Scotch Whisky - a vital UK industry
28 Jan 2015
New research shows £5bn total contribution to the UK
Scotch Whisky supports 40,300 UK jobs
Scotch Whisky is an iconic product recognised around the globe
and new research published today (28 January) reveals its vast
contribution to economic growth in Scotland and across the UK.
'The Economic Impact of Scotch Whisky Production in the UK'
report, commissioned by the Scotch Whisky Association (SWA) from
4-consulting, shows the industry contributes nearly £5 billion
overall to the UK economy. For every £1 million of value added, the
industry generates another £520,000 across the UK, for example in
spending on suppliers in a range of sectors, from packaging to
In terms of the value it adds to the UK economy, Scotch Whisky
is bigger than a number of industries, such as iron and steel,
textiles, shipbuilding and computing. It is also larger than other
UK food and drink sectors, including meat, dairy, beer and soft
drinks. In Scotland, it makes up almost three quarters of the food
and drink sector and is three times the size of Scotland's digital
or life sciences industries.
Key findings of the report include:
- Overall economic contribution of Scotch Whisky industry to UK
is almost £5bn (£4.956bn).
- Direct economic impact of industry, ignoring its wider economic
benefits, is £3.3bn, up 21% since 2008.
- Each year, Scotch Whisky producers spend £1.8bn on suppliers.
90% of that expenditure is in the UK, including £1.4bn in Scotland.
Dry goods, including bottles and packaging, cereals, energy and
transport and distribution make up the majority of purchases.
- Capital expenditure makes up £140m of the total industry spend.
Some 70% of that is outside Scotland in other parts of the UK and
overseas. The specialist nature of capital equipment, such as
machinery, vehicles and software, means it often has to be sourced
from further afield, spreading the impact of the Scotch Whisky
industry across a wide geographical area.
- The industry supports 40,300 jobs in the UK - up from around
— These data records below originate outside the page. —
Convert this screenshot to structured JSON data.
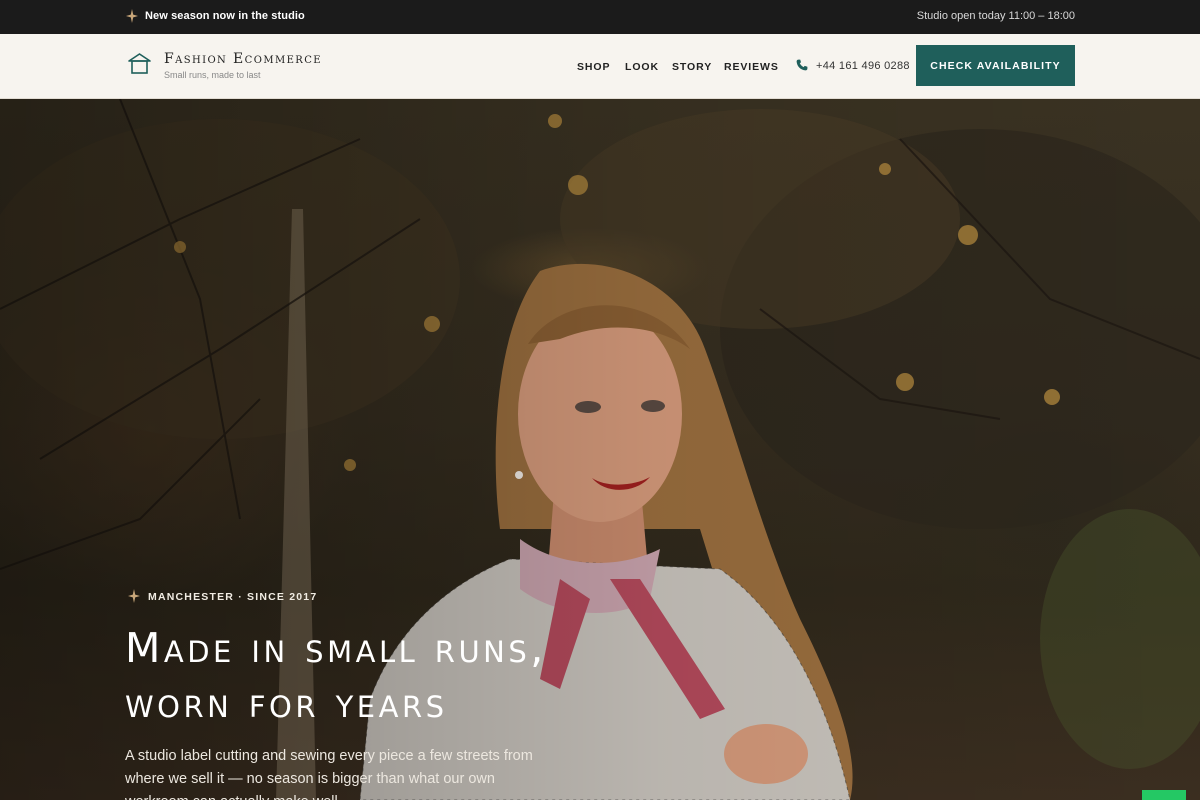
{
  "announcement": {
    "promo": "New season now in the studio",
    "hours": "Studio open today 11:00 – 18:00",
    "spark_icon": "sparkle-icon"
  },
  "header": {
    "brand_name": "Fashion Ecommerce",
    "brand_tagline": "Small runs, made to last",
    "logo_icon": "hanger-logo-icon",
    "nav": [
      "SHOP",
      "LOOK",
      "STORY",
      "REVIEWS"
    ],
    "phone": "+44 161 496 0288",
    "phone_icon": "phone-icon",
    "cta_label": "CHECK AVAILABILITY"
  },
  "hero": {
    "eyebrow": "MANCHESTER · SINCE 2017",
    "headline_line1": "Made in small runs,",
    "headline_line2": "worn for years",
    "subtext": "A studio label cutting and sewing every piece a few streets from where we sell it — no season is bigger than what our own workroom can actually make well."
  },
  "colors": {
    "accent": "#1f5f5b",
    "topbar": "#1b1b1b",
    "header_bg": "#f7f4ef",
    "chat_widget": "#24c864"
  }
}
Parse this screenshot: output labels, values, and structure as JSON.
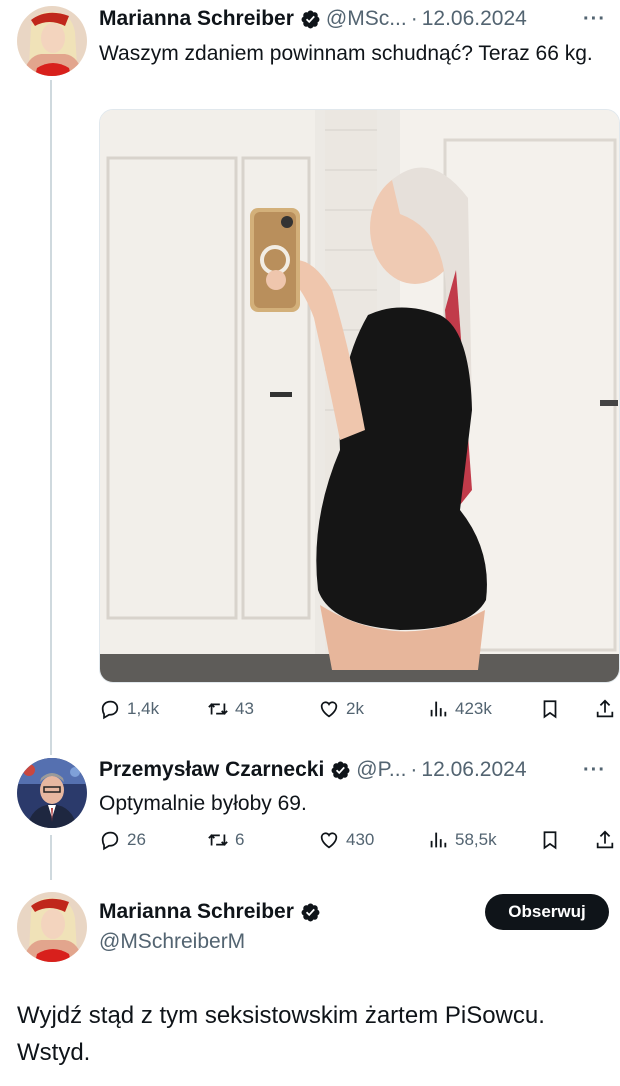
{
  "tweet1": {
    "author_name": "Marianna Schreiber",
    "handle": "@MSc...",
    "separator": "·",
    "date": "12.06.2024",
    "more": "···",
    "text": "Waszym zdaniem powinnam schudnąć? Teraz 66 kg.",
    "stats": {
      "replies": "1,4k",
      "reposts": "43",
      "likes": "2k",
      "views": "423k"
    }
  },
  "tweet2": {
    "author_name": "Przemysław Czarnecki",
    "handle": "@P...",
    "separator": "·",
    "date": "12.06.2024",
    "more": "···",
    "text": "Optymalnie byłoby 69.",
    "stats": {
      "replies": "26",
      "reposts": "6",
      "likes": "430",
      "views": "58,5k"
    }
  },
  "tweet3": {
    "author_name": "Marianna Schreiber",
    "handle": "@MSchreiberM",
    "follow_label": "Obserwuj",
    "text": "Wyjdź stąd z tym seksistowskim żartem PiSowcu. Wstyd."
  },
  "colors": {
    "text_primary": "#0f1419",
    "text_secondary": "#536471",
    "verified_blue": "#1d9bf0",
    "thread_line": "#cfd9de",
    "follow_bg": "#0f1419"
  },
  "icons": [
    "verified-badge-icon",
    "reply-icon",
    "repost-icon",
    "like-icon",
    "views-icon",
    "bookmark-icon",
    "share-icon",
    "more-icon"
  ]
}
35,000 in 2008 - in a range of sectors including glass
manufacturing and labelling. This total includes 10,900 people
directly employed by the industry in Scotland, up 6%.
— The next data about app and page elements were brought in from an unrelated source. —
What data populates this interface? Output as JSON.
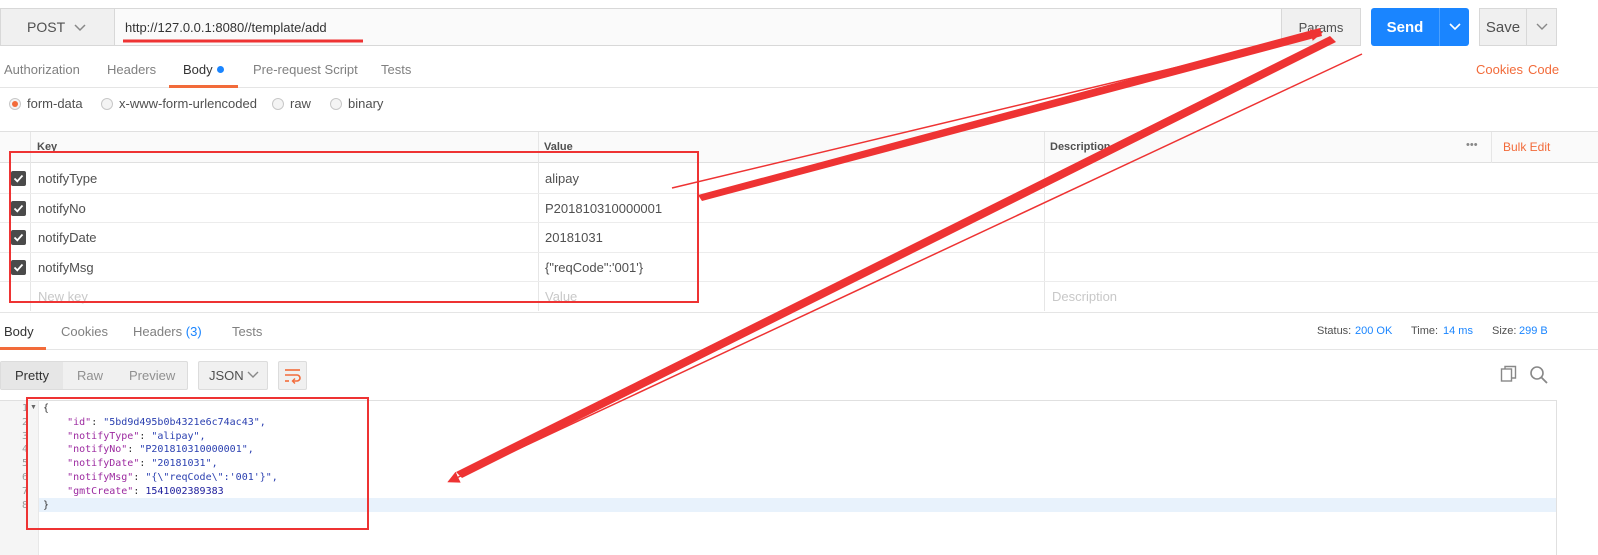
{
  "request": {
    "method": "POST",
    "url": "http://127.0.0.1:8080//template/add",
    "params_label": "Params",
    "send_label": "Send",
    "save_label": "Save"
  },
  "request_tabs": {
    "authorization": "Authorization",
    "headers": "Headers",
    "body": "Body",
    "prerequest": "Pre-request Script",
    "tests": "Tests",
    "cookies": "Cookies",
    "code": "Code"
  },
  "body_types": {
    "form_data": "form-data",
    "urlencoded": "x-www-form-urlencoded",
    "raw": "raw",
    "binary": "binary",
    "selected": "form-data"
  },
  "params_table": {
    "headers": {
      "key": "Key",
      "value": "Value",
      "description": "Description",
      "bulk_edit": "Bulk Edit",
      "more": "•••"
    },
    "rows": [
      {
        "key": "notifyType",
        "value": "alipay",
        "checked": true
      },
      {
        "key": "notifyNo",
        "value": "P201810310000001",
        "checked": true
      },
      {
        "key": "notifyDate",
        "value": "20181031",
        "checked": true
      },
      {
        "key": "notifyMsg",
        "value": "{\"reqCode\":'001'}",
        "checked": true
      }
    ],
    "placeholders": {
      "key": "New key",
      "value": "Value",
      "description": "Description"
    }
  },
  "response": {
    "tabs": {
      "body": "Body",
      "cookies": "Cookies",
      "headers": "Headers",
      "headers_count": "(3)",
      "tests": "Tests"
    },
    "status_label": "Status:",
    "status_value": "200 OK",
    "time_label": "Time:",
    "time_value": "14 ms",
    "size_label": "Size:",
    "size_value": "299 B",
    "view_modes": {
      "pretty": "Pretty",
      "raw": "Raw",
      "preview": "Preview"
    },
    "format": "JSON"
  },
  "response_body": {
    "line_numbers": [
      "1",
      "2",
      "3",
      "4",
      "5",
      "6",
      "7",
      "8"
    ],
    "lines": [
      {
        "key": "\"id\"",
        "value": "\"5bd9d495b0b4321e6c74ac43\","
      },
      {
        "key": "\"notifyType\"",
        "value": "\"alipay\","
      },
      {
        "key": "\"notifyNo\"",
        "value": "\"P201810310000001\","
      },
      {
        "key": "\"notifyDate\"",
        "value": "\"20181031\","
      },
      {
        "key": "\"notifyMsg\"",
        "value": "\"{\\\"reqCode\\\":'001'}\","
      },
      {
        "key": "\"gmtCreate\"",
        "value": "1541002389383"
      }
    ],
    "open_brace": "{",
    "close_brace": "}"
  },
  "colors": {
    "accent": "#f26b3a",
    "primary": "#1a85ff",
    "annotation": "#ee3333"
  }
}
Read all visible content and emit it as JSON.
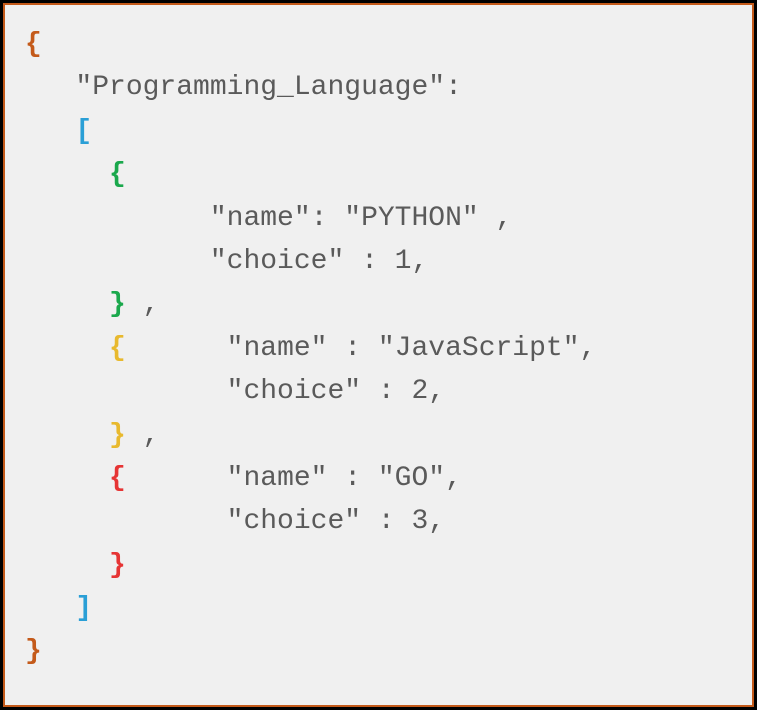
{
  "code": {
    "outer_open": "{",
    "key_label": "\"Programming_Language\":",
    "bracket_open": "[",
    "obj1_open": "{",
    "obj1_line1": "\"name\": \"PYTHON\" ,",
    "obj1_line2": "\"choice\" : 1,",
    "obj1_close": "}",
    "obj1_after": " ,",
    "obj2_open": "{",
    "obj2_line1": "\"name\" : \"JavaScript\",",
    "obj2_line2": " \"choice\" : 2,",
    "obj2_close": "}",
    "obj2_after": " ,",
    "obj3_open": "{",
    "obj3_line1": "\"name\" : \"GO\",",
    "obj3_line2": " \"choice\" : 3,",
    "obj3_close": "}",
    "bracket_close": "]",
    "outer_close": "}"
  }
}
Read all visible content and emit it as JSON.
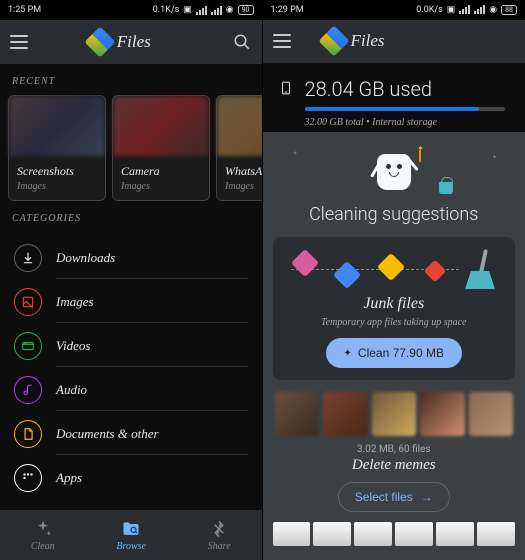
{
  "left": {
    "status": {
      "time": "1:25 PM",
      "net": "0.1K/s"
    },
    "app_title": "Files",
    "recent_label": "RECENT",
    "recent": [
      {
        "title": "Screenshots",
        "sub": "Images"
      },
      {
        "title": "Camera",
        "sub": "Images"
      },
      {
        "title": "WhatsA",
        "sub": "Images"
      }
    ],
    "categories_label": "CATEGORIES",
    "categories": [
      {
        "label": "Downloads",
        "color": "#5f6368"
      },
      {
        "label": "Images",
        "color": "#ea4335"
      },
      {
        "label": "Videos",
        "color": "#34a853"
      },
      {
        "label": "Audio",
        "color": "#a142f4"
      },
      {
        "label": "Documents & other",
        "color": "#fbbc04"
      },
      {
        "label": "Apps",
        "color": "#ffffff"
      }
    ],
    "nav": {
      "clean": "Clean",
      "browse": "Browse",
      "share": "Share"
    }
  },
  "right": {
    "status": {
      "time": "1:29 PM",
      "net": "0.0K/s"
    },
    "app_title": "Files",
    "storage": {
      "used": "28.04 GB used",
      "total_line": "32.00 GB total • Internal storage",
      "percent": 87
    },
    "cleaning_title": "Cleaning suggestions",
    "junk": {
      "title": "Junk files",
      "sub": "Temporary app files taking up space",
      "button": "Clean 77.90 MB"
    },
    "memes": {
      "stats": "3.02 MB, 60 files",
      "title": "Delete memes",
      "button": "Select files"
    }
  }
}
- Every job in Scotch Whisky supports a further 2.7 British
- Scotch Whisky workers are among the most productive in Scotland
- they are around four times as efficient in production as
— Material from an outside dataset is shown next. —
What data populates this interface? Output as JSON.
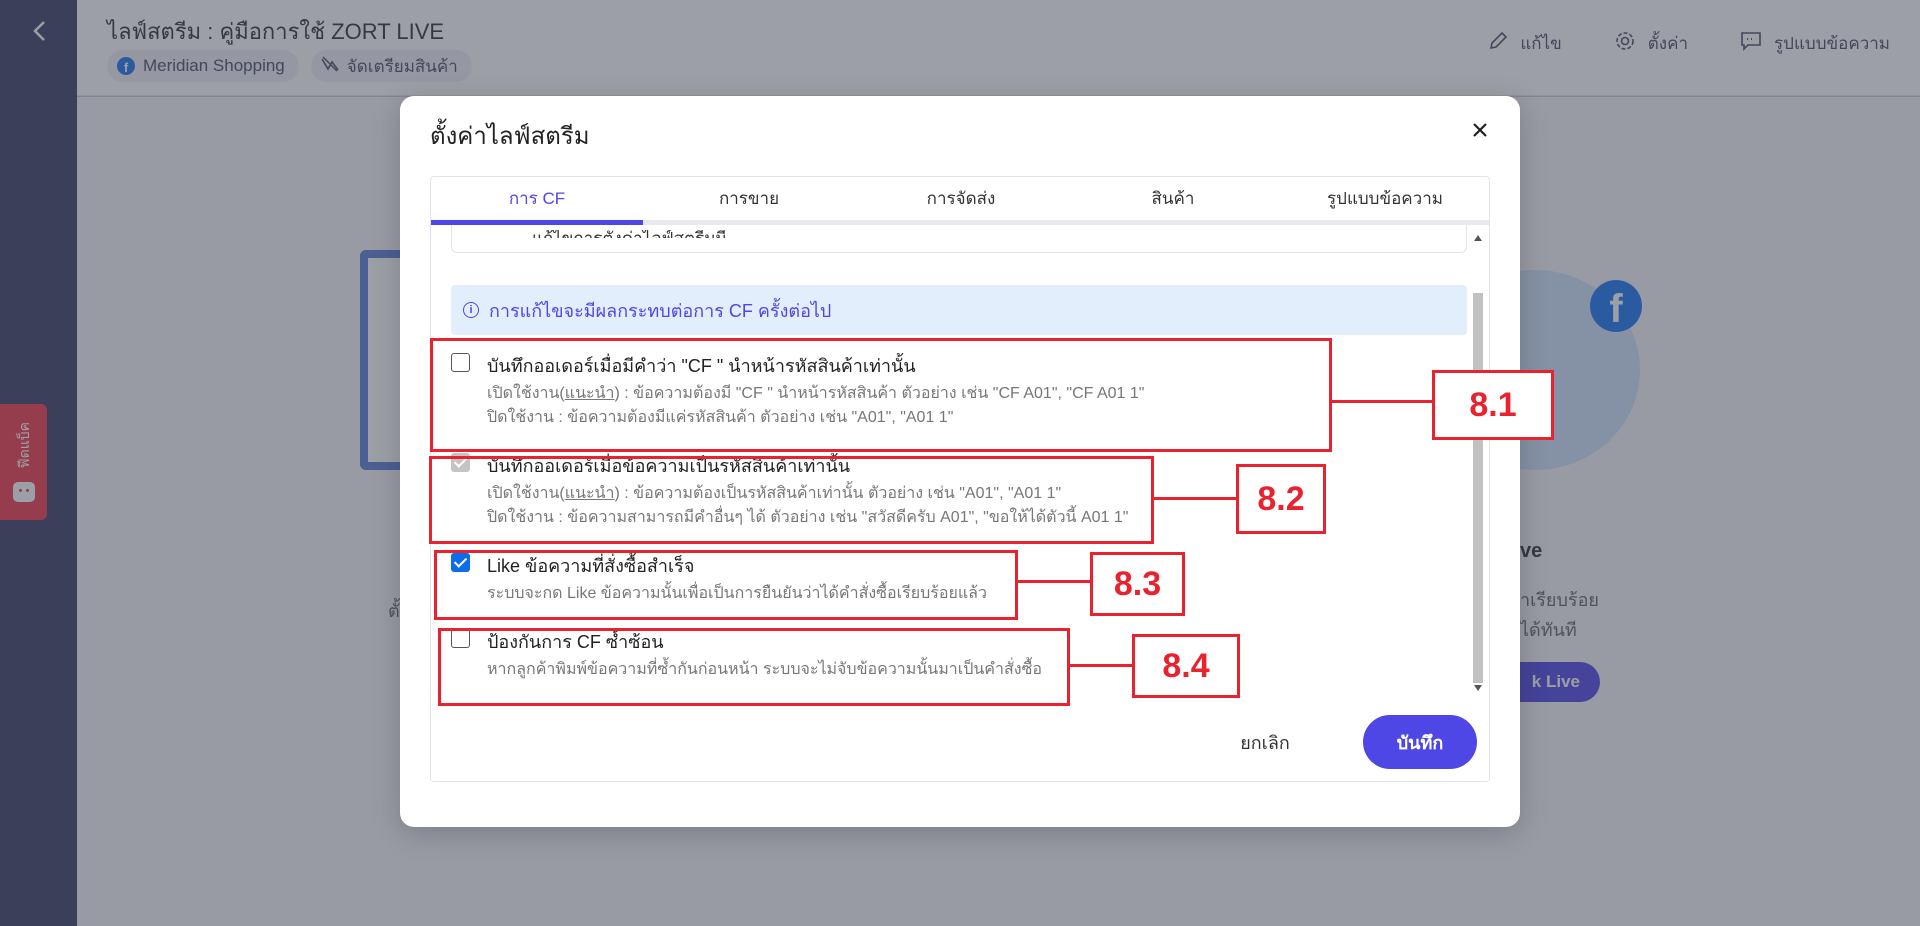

employees in aerospace, life sciences and the digital sectors.
As well as supporting employment in towns and cities, for
example in large bottling halls, Scotch Whisky is the lifeblood of
many rural communities where it sustains 7,400 jobs, contributes
around £900m in gross value added (GVA) and generates around £250m
Despite a slowdown in exports, the Scotch Whisky industry is
expanding at unprecedented levels with around 30 new distilleries
being planned or built across Scotland. Capital investment reached
£142m in 2013, up 31% since 2008.
Finally, Scotch exports are vital to the UK's balance of trade.
They are worth around £4bn a year and without them the UK's trade
deficit would have been 16% larger in 2013.
David Frost, Scotch Whisky Association chief executive, said:
"This new report shows just how significant the Scotch Whisky
industry is to the wider UK economy, adding £5bn of value,
supporting over 40,000 jobs, and contributing £4bn to Britain's
Scotch Whisky must be recognised as a cultural asset that boosts
growth and jobs, supports communities and combines the best of the
traditional and the modern.
"Given the scale and impact of the Scotch Whisky industry we
believe the government should show its support. One way of doing
so, in the short term, would be for the Chancellor to cut excise
duty by 2% in the March Budget. It is unfair on the industry and
consumers, and detrimental to the economy, that almost 80% of the
average price of a bottle of Scotch is taxation."
Notes to editors
With media enquiries, please contact: Rosemary Gallagher, SWA
communications manager, 0131 222 9230 or 07432 605 385 or
email@example.com or David Williamson, SWA government and
communications director, 0131 222 9226 or 07730 496151 or
For a full copy of the report see below
A short film on the report is available here
Gross Value Added (GVA) measures the contribution to the economy
of each individual producer, industry or sector in the United
Gross Domestic Product (GDP) is a key indicator of the state of
the whole economy. In the UK, three theoretical approaches are used
to estimate GDP: 'production', 'income' and 'expenditure'.
Scotch Whisky's £5bn (£4.956bn) GVA includes direct, indirect and
induced impacts. Its direct GVA is £3.3bn (£3.261bn).
To find out more about the 'Drop the Duty!' campaign to have
excise cut by 2% visit www.droptheduty.co.uk and follow it on